By issue 6, December 1981, The Rainbow moved to a small magazine format with artwork to go along with the articles. New advertisers included Spectral Associates, Illustrated Memory Banks, and Rainbow Connection Software. An article comparing the Radio Shack disc system and a third party offering was featured. There was a tutorial on how to use the random number command in BASIC, explaining that it was more advanced than on some other systems. A news column called “The Pipeline” debuted. It announced the release of a BASIC 1.1 ROM, and noted some of the new features, like being able to send a printer 8-bit values without needing a special driver program loaded. Rumors of the upcoming Scripsit (word processor) and Spectaculator (Visicalc type spreadsheet) ROM-Paks were mentioned, as well as an EDITOR/ASSEMBLER (this was probably EDTASM). There was also talk of a multi-pen plotter. Speaking of ROM-Paks, this issue also featured a tutorial on how to copy one to tape. I found interesting considering an earlier issue’s article urging people to not copy software. (Is a tape really a good personal backup for a hardware ROM-Pak?)
Let’s do the time warp, again
Reading through these old issues is like stepping in to a time machine. Yes, Virginia, there was a time before a disc drive could be hooked up to the CoCo! And speaking of CoCo, that term had yet to appear. It would be coined a bit later (I think by Chromasette Magazine).
One of my 2018 New Year’s Resolutions is to try to read through all the issues of Rainbow Magazine, starting with that very first one in July 1981. Eventually I’ll catch up to November 1983 when I started subscribing, and then at some point around 1991, I’ll start reading the issues that I have never seen since I dropped my subscription by then.
You can follow my progress over at my website, which will contain far more verbose breakdowns of each issue. As I run across historically significant tidbits, I will try to share them here, as well.
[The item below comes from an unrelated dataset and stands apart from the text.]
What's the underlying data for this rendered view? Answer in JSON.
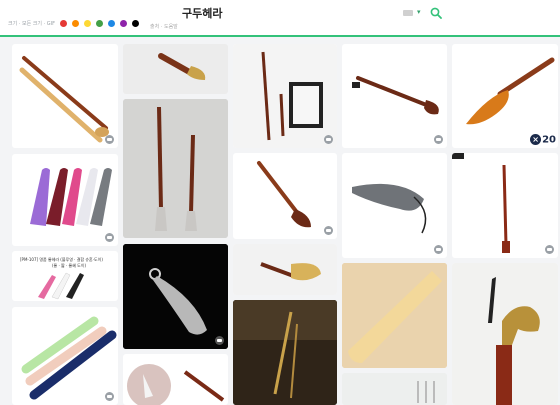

Until then, I have to get back to my reading assignment. Hello, 1980s. I missed you.